The wee could not even stand up. I put the wee in a tupperware container and every thirty seconds would have to prod the wee with a piece of paper to help them stand up again because the wee had fallen onto their back and was buzzing loudly. After about five minutes I only needed to upright the wee every minute. Then, about ten minutes after I was positive my wee would not live the night, the wee decided to fly around the room and land in my bonsai.

I put my wee in a glass vase (with a sieve over the top) and later moved my wee to an aquarium. My wee lived for five days before eventually dying. My wee was going to the bathroom and I believe my wee was eating. I still don't know if it was morally right to keep my wee or not, but here are some tips if you happen to be trying to help out a wee:

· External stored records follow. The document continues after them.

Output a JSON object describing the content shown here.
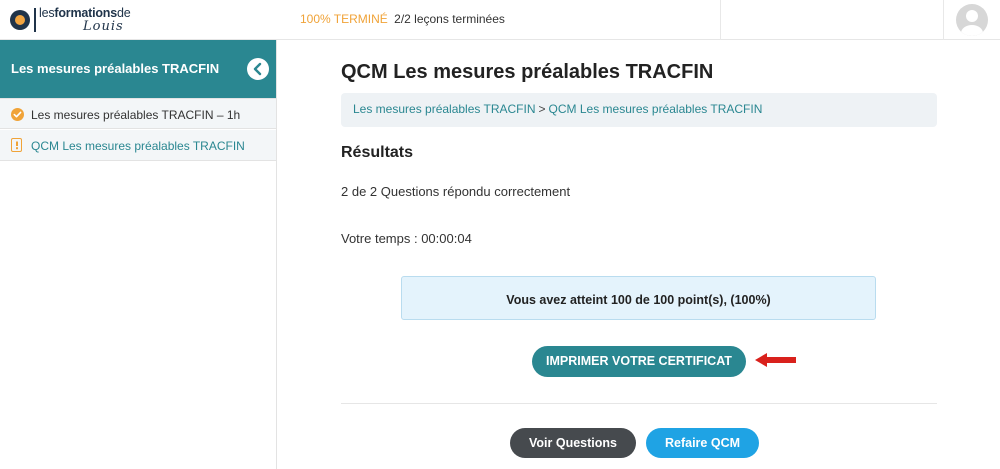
{
  "header": {
    "logo": {
      "text_prefix": "les",
      "text_bold": "formations",
      "text_suffix": "de",
      "script": "Louis"
    },
    "progress": {
      "percent_label": "100% TERMINÉ",
      "count_label": "2/2 leçons terminées",
      "percent": 100
    },
    "avatar_icon": "user-avatar-icon"
  },
  "sidebar": {
    "title": "Les mesures préalables TRACFIN",
    "toggle_icon": "chevron-left-icon",
    "items": [
      {
        "label": "Les mesures préalables TRACFIN – 1h",
        "icon": "check-circle-icon",
        "status": "completed"
      },
      {
        "label": "QCM Les mesures préalables TRACFIN",
        "icon": "quiz-icon",
        "status": "current"
      }
    ]
  },
  "main": {
    "title": "QCM Les mesures préalables TRACFIN",
    "breadcrumb": {
      "items": [
        "Les mesures préalables TRACFIN",
        "QCM Les mesures préalables TRACFIN"
      ],
      "separator": ">"
    },
    "results_heading": "Résultats",
    "answered": "2 de 2 Questions répondu correctement",
    "time": "Votre temps : 00:00:04",
    "score": "Vous avez atteint 100 de 100 point(s), (100%)",
    "certificate_button": "IMPRIMER VOTRE CERTIFICAT",
    "view_questions_button": "Voir Questions",
    "retry_button": "Refaire QCM"
  },
  "colors": {
    "teal": "#2a8791",
    "orange": "#f0a338",
    "light_blue": "#e4f3fc",
    "retry_blue": "#1fa3e4",
    "dark_button": "#464a4e",
    "arrow_red": "#d9211c"
  }
}
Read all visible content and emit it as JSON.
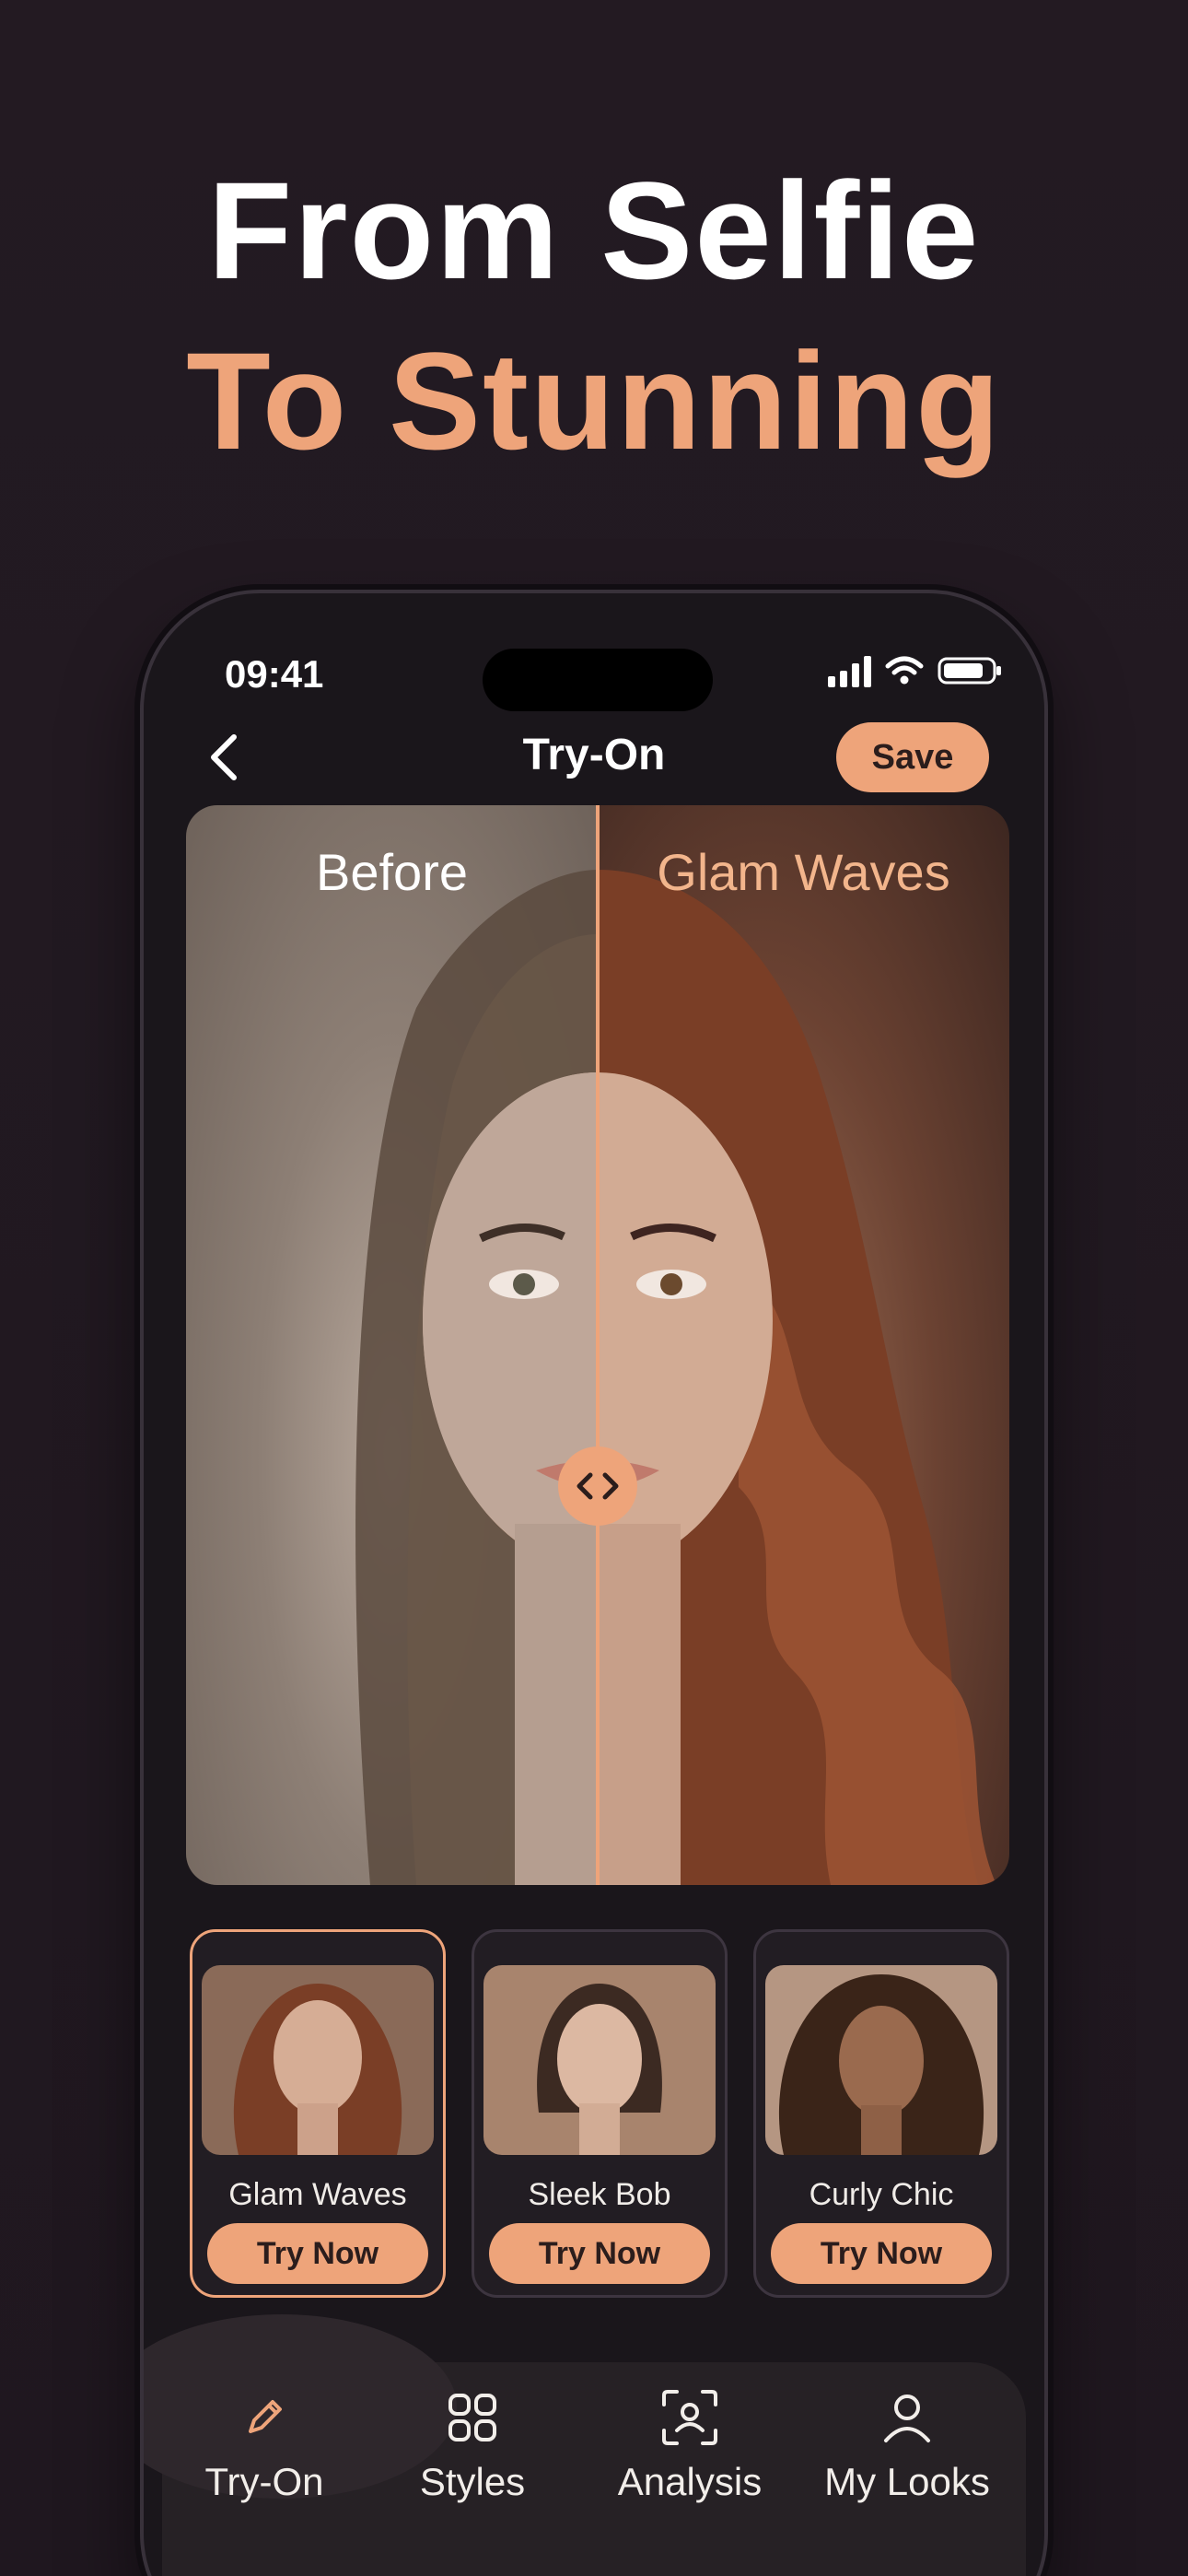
{
  "headline": {
    "line1": "From Selfie",
    "line2": "To Stunning"
  },
  "status": {
    "time": "09:41"
  },
  "nav": {
    "title": "Try-On",
    "save_label": "Save"
  },
  "compare": {
    "before_label": "Before",
    "after_label": "Glam Waves",
    "divider_position": 0.5
  },
  "styles": [
    {
      "name": "Glam Waves",
      "button": "Try Now",
      "selected": true
    },
    {
      "name": "Sleek Bob",
      "button": "Try Now",
      "selected": false
    },
    {
      "name": "Curly Chic",
      "button": "Try Now",
      "selected": false
    }
  ],
  "tabs": [
    {
      "label": "Try-On",
      "icon": "pencil-icon",
      "active": true
    },
    {
      "label": "Styles",
      "icon": "grid-icon",
      "active": false
    },
    {
      "label": "Analysis",
      "icon": "face-scan-icon",
      "active": false
    },
    {
      "label": "My Looks",
      "icon": "person-icon",
      "active": false
    }
  ],
  "colors": {
    "accent": "#eea47a",
    "background": "#211820",
    "surface": "#262125"
  }
}
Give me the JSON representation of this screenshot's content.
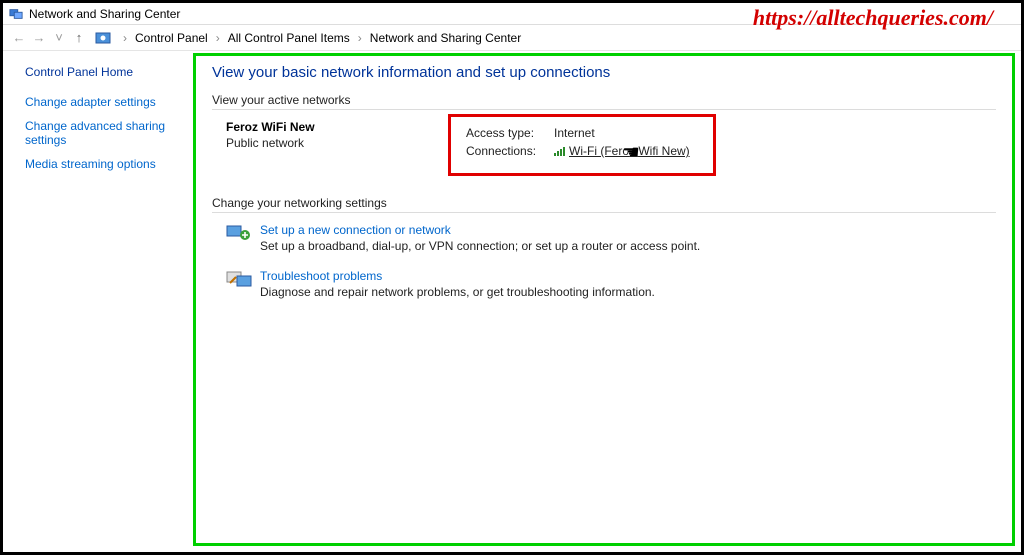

  • Don't name your wee. They will die. You can if you want to, but be prepared that they will die. You are only helping them live a little longer.
  • Put plants in with your wee. Mine liked hanging out on my bonsai. They also enjoy old branches to sit on.
  • Keep a damp paper towel at all times at the bottom of the cage. If you have any significant water, your wee may fall over, get wet, and be unable to get back up or out and will drown. It is very very easy for this to happen.
  • Put a teaspoon of agave in the cage or add sugar to the water (if you don't know what agave is, google it, buy it, and use it instead of honey in everything from now on. Maple syrup would probably work too). This works for bees and wasps, which is why it is unnecessary to identify the species. If you think you have a wasp, put in some fruit, but change it regularly because it will start to smell fast.
  • Make sure your cage is big enough for your wee to fly around in comfortably. Have lots of open space to stick your hand in and get it out quickly. Also, most importantly, make sure there are air holes that let air in but don't let the wee out!
  • Learn the rhythms of your wee friend. When mine was angry they would buzz around for a while and make a ruckus. I also knew when they were not going to fly around and I could open the whole cage, move things around, and have them completely ignore me. I had my wee for five days and even though I moved things around in the cage with my bare hands regularly, I was never at risk of being bitten or stung.

Further Reading on my Vegan Feminist Position on Insects

If you want information about gardening peacefully, check out this post I wrote here.

If you want information about dealing with aphids and other insects peacefully, check out this post I wrote here.

If you are having problems with ants and would like to get rid of them without killing them, check out this post I wrote on my old blog here.

If you are having problems with ladybugs in your house, check out this post I wrote here.